, Volume 62, Issue 1, pp 8–14

Gross-structural defects in rats after acyclovir application on day 10 of gestation

  • Ibrahim Chahoud
  • Ralf Stahlmann
  • Gerd Bochert
  • Imke Dillmann
  • Diether Neubert
Original Investigations

DOI: 10.1007/BF00316250

Cite this article as:
Chahoud, I., Stahlmann, R., Bochert, G. et al. Arch Toxicol (1988) 62: 8. doi:10.1007/BF00316250

Abstract

Following three s.c. injections of acyclovir (100 mg acyclovir/kg) into rats on day 10 of pregnancy 19 litters were evaluated on day 21 of gestation and the effects were compared to the results obtained from controls (nine litters) which received the vehicle (0.1 N NaOH) only. The following results were obtained (treated group versus control group): 1) Implantations/litter: 11.2±1.3 versus 10.2±1.1; 2) resorptions/implantations: 27.7% versus 2.2%; 3) number of viable fetuses evaluated: 154 versus 90; 4) fetuses with anomalies of the skull: 78% versus 12%; 5) fetuses with anomalies of the vertebral column: 38% versus 13%; 6) gross-structural anomalies predominantly affected the skull and tail.

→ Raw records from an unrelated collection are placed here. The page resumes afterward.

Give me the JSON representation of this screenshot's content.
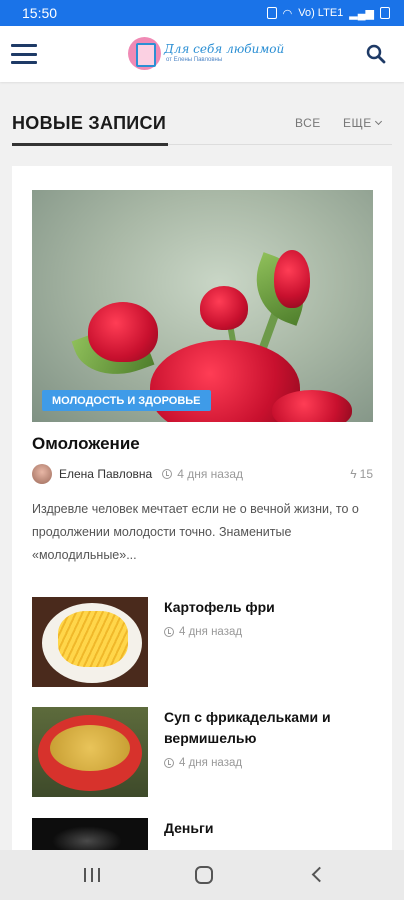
{
  "status_bar": {
    "time": "15:50",
    "network": "Vo) LTE1"
  },
  "header": {
    "logo_title": "Для себя любимой",
    "logo_subtitle": "от Елены Павловны",
    "menu_icon": "hamburger-icon",
    "search_icon": "search-icon"
  },
  "section": {
    "title": "НОВЫЕ ЗАПИСИ",
    "all_label": "ВСЕ",
    "more_label": "ЕЩЕ"
  },
  "featured": {
    "category": "МОЛОДОСТЬ И ЗДОРОВЬЕ",
    "title": "Омоложение",
    "author": "Елена Павловна",
    "time_ago": "4 дня назад",
    "views": "15",
    "excerpt": "Издревле человек мечтает если не о вечной жизни, то о продолжении молодости точно. Знаменитые «молодильные»..."
  },
  "posts": [
    {
      "title": "Картофель фри",
      "time_ago": "4 дня назад"
    },
    {
      "title": "Суп с фрикадельками и вермишелью",
      "time_ago": "4 дня назад"
    },
    {
      "title": "Деньги"
    }
  ],
  "colors": {
    "status_bar": "#1a73e8",
    "badge": "#3f9be8",
    "logo": "#2b8fd4"
  }
}
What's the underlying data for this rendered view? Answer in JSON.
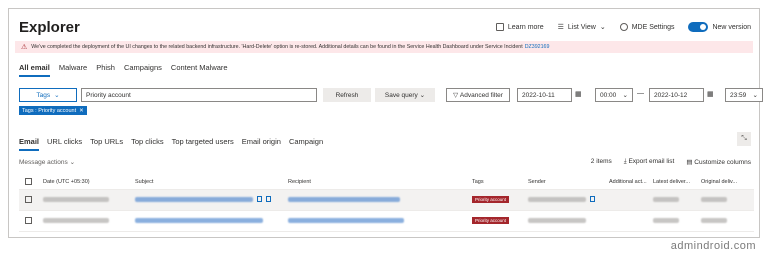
{
  "header": {
    "title": "Explorer",
    "learn_more": "Learn more",
    "list_view": "List View",
    "mde_settings": "MDE Settings",
    "new_version": "New version",
    "accent": "#0f6cbd"
  },
  "banner": {
    "text": "We've completed the deployment of the UI changes to the related backend infrastructure. 'Hard-Delete' option is re-stored. Additional details can be found in the Service Health Dashboard under Service Incident",
    "incident": "DZ392169"
  },
  "top_tabs": [
    "All email",
    "Malware",
    "Phish",
    "Campaigns",
    "Content Malware"
  ],
  "filters": {
    "tags_label": "Tags",
    "query_value": "Priority account",
    "refresh": "Refresh",
    "save_query": "Save query",
    "advanced_filter": "Advanced filter",
    "start_date": "2022-10-11",
    "start_time": "00:00",
    "end_date": "2022-10-12",
    "end_time": "23:59",
    "chip": "Tags : Priority account"
  },
  "result_tabs": [
    "Email",
    "URL clicks",
    "Top URLs",
    "Top clicks",
    "Top targeted users",
    "Email origin",
    "Campaign"
  ],
  "toolbar": {
    "message_actions": "Message actions",
    "count": "2 items",
    "export": "Export email list",
    "customize": "Customize columns"
  },
  "table": {
    "columns": [
      "Date (UTC +05:30)",
      "Subject",
      "Recipient",
      "Tags",
      "Sender",
      "Additional act...",
      "Latest deliver...",
      "Original deliv..."
    ],
    "rows": [
      {
        "tag": "Priority account"
      },
      {
        "tag": "Priority account"
      }
    ],
    "tag_color": "#a4262c"
  },
  "watermark": "admindroid.com"
}
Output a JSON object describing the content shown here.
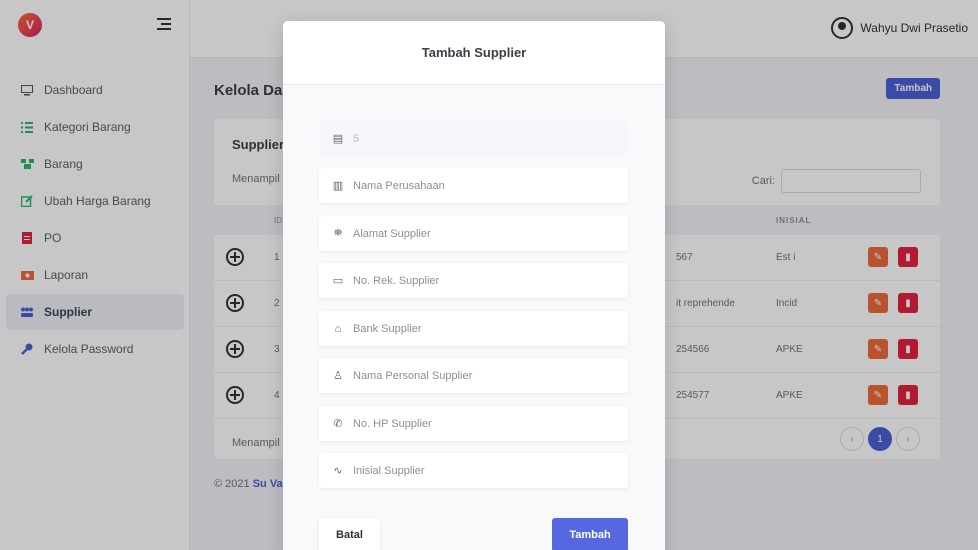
{
  "sidebar": {
    "logo_letter": "V",
    "items": [
      {
        "label": "Dashboard",
        "icon": "monitor-icon",
        "color": "#555"
      },
      {
        "label": "Kategori Barang",
        "icon": "list-icon",
        "color": "#2bb673"
      },
      {
        "label": "Barang",
        "icon": "boxes-icon",
        "color": "#2bb673"
      },
      {
        "label": "Ubah Harga Barang",
        "icon": "edit-icon",
        "color": "#2bb673"
      },
      {
        "label": "PO",
        "icon": "file-icon",
        "color": "#e3233f"
      },
      {
        "label": "Laporan",
        "icon": "report-icon",
        "color": "#ed6b3a"
      },
      {
        "label": "Supplier",
        "icon": "users-icon",
        "color": "#4e5fd6"
      },
      {
        "label": "Kelola Password",
        "icon": "key-icon",
        "color": "#4e5fd6"
      }
    ]
  },
  "topbar": {
    "username": "Wahyu Dwi Prasetio"
  },
  "main": {
    "page_title": "Kelola Da",
    "add_button": "Tambah",
    "card_title": "Supplier",
    "showing_top": "Menampil",
    "search_label": "Cari:",
    "col_id": "ID",
    "col_inisial": "INISIAL",
    "rows": [
      {
        "id": "1",
        "text": "567",
        "inisial": "Est i"
      },
      {
        "id": "2",
        "text": "it reprehende",
        "inisial": "Incid"
      },
      {
        "id": "3",
        "text": "254566",
        "inisial": "APKE"
      },
      {
        "id": "4",
        "text": "254577",
        "inisial": "APKE"
      }
    ],
    "showing_bottom": "Menampil",
    "pager": {
      "prev": "‹",
      "current": "1",
      "next": "›"
    },
    "footer_text": "© 2021",
    "footer_link": "Su Va"
  },
  "modal": {
    "title": "Tambah Supplier",
    "id_value": "5",
    "fields": [
      {
        "placeholder": "Nama Perusahaan",
        "icon": "building-icon"
      },
      {
        "placeholder": "Alamat Supplier",
        "icon": "map-icon"
      },
      {
        "placeholder": "No. Rek. Supplier",
        "icon": "card-icon"
      },
      {
        "placeholder": "Bank Supplier",
        "icon": "bank-icon"
      },
      {
        "placeholder": "Nama Personal Supplier",
        "icon": "person-icon"
      },
      {
        "placeholder": "No. HP Supplier",
        "icon": "phone-icon"
      },
      {
        "placeholder": "Inisial Supplier",
        "icon": "signature-icon"
      }
    ],
    "cancel_label": "Batal",
    "submit_label": "Tambah"
  }
}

The most frequently registered defects were: os tympanicum (smaller): 23%, os tympanicum (missing): 23%; missing tail: 7%; protruding tongue (15%); none of these defects were seen in the control fetuses. Postnatally we observed a high mortality rate among the offspring. From a total of 85 newborn (nine litters) we obtained 73 viable offspring (9.1±3.4); 81% of them had tail alterations. In the control group of eight litters (9.4±2.3) no tail alterations occurred. On day 21 postnatally 40 viable offspring were alive (mortality rate: 38.8%). Nearly all of these animals had visible alterations at multiple sites of their bodies; most frequently observed were: tail impairment, closed eyes, dragging hind-limbs, and urogenital alterations (e.g. testicular atrophy). These studies show for the first time that prenatal treatment with acyclovir induces gross-structural defects which persist postnatally. With the usually applied precautions during therapeutic use in pregnant women, the teratogenic potency of acyclovir seems to be small; however, acyclovir does have a teratogenic potential.

Key words

AcyclovirEmbryotoxicityRat

Copyright information

© Springer-Verlag 1988

Authors and Affiliations

  • Ibrahim Chahoud
    • 1
  • Ralf Stahlmann
    • 1
  • Gerd Bochert
    • 1
  • Imke Dillmann
    • 1
  • Diether Neubert
    • 1
  1. 1.Institut für Toxikologie und EmbryopharmakologieFreie Universität BerlinBerlin 33